Across the data below, how many lines have the word "this" in them? Respond with the number alone.

▽

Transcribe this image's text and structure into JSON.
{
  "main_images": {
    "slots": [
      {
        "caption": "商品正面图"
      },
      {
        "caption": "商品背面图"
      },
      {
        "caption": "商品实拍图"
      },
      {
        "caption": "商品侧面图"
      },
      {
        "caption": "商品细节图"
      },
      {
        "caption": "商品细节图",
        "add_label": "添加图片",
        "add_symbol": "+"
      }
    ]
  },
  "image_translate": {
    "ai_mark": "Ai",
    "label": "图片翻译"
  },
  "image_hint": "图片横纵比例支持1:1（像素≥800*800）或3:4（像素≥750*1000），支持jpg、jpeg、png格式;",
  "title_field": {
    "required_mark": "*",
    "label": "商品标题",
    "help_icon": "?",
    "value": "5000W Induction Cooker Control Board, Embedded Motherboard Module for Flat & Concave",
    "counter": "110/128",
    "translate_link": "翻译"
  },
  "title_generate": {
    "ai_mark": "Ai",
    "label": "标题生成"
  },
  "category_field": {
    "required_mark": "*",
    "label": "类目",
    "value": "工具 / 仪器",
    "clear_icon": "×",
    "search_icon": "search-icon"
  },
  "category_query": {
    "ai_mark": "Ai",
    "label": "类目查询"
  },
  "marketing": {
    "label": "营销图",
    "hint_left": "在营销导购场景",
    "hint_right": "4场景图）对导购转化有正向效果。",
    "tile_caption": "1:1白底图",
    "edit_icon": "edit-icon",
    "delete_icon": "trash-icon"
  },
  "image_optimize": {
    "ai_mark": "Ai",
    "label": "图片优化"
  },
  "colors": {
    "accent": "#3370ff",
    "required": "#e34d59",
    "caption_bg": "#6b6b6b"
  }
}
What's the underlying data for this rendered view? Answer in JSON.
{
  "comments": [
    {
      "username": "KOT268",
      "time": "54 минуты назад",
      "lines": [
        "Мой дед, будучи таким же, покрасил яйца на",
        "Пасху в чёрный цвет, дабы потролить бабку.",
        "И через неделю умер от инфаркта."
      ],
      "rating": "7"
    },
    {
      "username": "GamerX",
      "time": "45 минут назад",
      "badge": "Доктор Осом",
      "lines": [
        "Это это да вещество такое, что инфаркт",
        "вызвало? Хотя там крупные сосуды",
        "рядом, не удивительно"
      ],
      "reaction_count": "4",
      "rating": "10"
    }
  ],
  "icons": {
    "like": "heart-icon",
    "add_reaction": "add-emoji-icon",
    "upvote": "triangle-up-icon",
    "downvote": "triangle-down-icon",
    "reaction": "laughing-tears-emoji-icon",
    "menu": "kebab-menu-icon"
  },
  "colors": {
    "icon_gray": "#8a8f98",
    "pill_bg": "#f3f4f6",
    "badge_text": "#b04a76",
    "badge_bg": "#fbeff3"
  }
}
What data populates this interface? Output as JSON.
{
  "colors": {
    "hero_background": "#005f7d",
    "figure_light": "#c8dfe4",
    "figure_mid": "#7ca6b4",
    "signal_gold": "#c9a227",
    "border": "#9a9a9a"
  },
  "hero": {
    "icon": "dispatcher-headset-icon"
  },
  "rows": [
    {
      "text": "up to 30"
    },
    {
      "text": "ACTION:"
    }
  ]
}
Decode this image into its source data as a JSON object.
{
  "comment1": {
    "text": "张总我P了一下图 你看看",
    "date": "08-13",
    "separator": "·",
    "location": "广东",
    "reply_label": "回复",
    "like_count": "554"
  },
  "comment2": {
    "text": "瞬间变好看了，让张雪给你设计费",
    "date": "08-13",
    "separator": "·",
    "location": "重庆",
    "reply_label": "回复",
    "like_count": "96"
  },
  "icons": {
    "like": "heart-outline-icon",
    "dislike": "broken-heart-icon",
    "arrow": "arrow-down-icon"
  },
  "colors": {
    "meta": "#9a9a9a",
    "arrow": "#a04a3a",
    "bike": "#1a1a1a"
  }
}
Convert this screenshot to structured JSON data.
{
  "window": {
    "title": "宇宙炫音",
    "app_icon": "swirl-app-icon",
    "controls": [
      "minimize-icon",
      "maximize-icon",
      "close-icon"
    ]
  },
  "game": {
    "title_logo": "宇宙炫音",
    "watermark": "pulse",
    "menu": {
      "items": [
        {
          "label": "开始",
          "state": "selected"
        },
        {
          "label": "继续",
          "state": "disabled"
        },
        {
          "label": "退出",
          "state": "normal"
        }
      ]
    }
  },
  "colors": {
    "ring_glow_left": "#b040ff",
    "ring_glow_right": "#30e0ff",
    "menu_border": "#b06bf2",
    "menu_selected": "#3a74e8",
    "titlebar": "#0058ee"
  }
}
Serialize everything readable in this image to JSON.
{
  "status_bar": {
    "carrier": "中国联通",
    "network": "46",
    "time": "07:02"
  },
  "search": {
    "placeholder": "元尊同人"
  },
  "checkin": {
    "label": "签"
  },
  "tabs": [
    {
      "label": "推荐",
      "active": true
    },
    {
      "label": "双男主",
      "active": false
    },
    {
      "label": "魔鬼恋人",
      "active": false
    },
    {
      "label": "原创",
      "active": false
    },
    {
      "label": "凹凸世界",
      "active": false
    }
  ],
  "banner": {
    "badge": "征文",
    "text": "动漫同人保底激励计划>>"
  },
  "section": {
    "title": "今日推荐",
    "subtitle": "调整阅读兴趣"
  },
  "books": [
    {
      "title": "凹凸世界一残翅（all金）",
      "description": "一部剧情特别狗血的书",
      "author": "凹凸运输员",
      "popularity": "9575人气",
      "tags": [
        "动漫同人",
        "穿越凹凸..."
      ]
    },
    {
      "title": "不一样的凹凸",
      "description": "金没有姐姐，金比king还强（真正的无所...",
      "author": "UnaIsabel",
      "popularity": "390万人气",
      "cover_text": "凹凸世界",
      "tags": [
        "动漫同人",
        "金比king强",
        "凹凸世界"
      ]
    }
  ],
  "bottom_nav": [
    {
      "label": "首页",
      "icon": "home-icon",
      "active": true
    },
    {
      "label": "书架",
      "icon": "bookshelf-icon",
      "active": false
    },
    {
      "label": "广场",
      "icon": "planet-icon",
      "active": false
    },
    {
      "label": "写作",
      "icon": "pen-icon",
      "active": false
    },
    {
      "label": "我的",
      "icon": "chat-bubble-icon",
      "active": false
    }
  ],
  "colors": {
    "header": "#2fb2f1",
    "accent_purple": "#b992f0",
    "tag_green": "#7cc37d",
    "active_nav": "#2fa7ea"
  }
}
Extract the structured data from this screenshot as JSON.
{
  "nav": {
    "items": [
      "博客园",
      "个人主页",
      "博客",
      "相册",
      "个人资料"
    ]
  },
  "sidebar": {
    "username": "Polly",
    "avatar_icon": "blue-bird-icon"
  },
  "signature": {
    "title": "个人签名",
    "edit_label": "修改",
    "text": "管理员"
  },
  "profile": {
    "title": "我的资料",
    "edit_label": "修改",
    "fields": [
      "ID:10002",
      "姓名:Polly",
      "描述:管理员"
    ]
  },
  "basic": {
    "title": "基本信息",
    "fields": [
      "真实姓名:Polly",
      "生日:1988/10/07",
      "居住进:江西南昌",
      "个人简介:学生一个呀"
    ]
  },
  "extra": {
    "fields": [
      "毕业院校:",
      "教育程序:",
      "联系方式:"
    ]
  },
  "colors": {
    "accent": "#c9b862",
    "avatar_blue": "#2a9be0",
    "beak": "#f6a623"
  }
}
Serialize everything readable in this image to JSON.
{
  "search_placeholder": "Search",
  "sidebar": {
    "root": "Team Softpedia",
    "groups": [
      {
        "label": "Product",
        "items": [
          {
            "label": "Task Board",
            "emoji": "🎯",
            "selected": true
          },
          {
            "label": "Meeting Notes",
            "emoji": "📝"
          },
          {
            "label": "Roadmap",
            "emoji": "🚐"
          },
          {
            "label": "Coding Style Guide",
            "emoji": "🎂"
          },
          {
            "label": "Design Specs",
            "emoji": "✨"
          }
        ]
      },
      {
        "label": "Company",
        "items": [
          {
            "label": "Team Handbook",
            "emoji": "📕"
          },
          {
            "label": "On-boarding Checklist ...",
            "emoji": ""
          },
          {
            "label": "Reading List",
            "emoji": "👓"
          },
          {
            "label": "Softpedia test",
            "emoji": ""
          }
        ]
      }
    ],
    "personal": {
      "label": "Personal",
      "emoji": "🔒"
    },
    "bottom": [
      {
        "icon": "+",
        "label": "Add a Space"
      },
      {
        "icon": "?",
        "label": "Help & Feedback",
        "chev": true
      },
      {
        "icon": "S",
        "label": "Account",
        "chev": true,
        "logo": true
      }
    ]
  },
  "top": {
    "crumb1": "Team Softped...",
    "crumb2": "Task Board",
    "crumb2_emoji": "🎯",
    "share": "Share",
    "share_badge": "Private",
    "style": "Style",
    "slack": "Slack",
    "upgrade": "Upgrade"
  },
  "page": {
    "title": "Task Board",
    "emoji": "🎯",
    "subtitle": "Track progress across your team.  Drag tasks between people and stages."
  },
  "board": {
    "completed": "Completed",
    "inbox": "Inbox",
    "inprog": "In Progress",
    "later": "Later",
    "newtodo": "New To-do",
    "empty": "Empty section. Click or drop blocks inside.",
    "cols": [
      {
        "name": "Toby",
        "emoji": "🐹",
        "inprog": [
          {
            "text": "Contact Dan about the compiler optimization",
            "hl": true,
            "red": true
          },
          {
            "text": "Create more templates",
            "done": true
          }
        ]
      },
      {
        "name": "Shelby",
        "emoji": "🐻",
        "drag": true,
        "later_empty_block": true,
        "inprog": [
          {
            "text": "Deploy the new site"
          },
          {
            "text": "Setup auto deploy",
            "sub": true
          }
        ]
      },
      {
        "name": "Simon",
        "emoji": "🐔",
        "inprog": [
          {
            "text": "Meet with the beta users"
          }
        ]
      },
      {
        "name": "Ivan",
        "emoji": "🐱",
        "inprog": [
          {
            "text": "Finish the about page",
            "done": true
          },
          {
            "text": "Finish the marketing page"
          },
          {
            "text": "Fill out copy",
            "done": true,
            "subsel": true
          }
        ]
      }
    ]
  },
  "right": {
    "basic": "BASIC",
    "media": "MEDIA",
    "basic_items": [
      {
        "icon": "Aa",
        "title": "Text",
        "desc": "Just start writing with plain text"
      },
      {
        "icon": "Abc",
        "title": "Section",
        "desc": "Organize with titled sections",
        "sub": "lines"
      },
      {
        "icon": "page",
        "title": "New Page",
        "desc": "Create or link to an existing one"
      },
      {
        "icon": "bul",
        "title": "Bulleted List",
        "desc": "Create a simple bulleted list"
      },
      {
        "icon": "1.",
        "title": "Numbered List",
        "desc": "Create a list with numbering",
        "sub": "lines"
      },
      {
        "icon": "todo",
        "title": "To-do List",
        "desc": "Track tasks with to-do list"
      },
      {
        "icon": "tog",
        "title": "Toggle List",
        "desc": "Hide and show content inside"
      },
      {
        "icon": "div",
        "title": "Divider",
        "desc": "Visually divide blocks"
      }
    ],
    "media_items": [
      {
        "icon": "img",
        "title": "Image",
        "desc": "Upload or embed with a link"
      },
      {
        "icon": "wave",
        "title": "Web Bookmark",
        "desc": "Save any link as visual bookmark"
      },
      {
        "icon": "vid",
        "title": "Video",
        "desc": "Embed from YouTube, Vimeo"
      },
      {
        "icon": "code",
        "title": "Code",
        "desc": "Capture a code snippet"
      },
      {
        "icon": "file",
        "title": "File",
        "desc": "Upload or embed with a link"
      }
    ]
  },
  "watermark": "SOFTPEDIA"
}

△

• **OUTPUT OF THE EXERCISE**:
8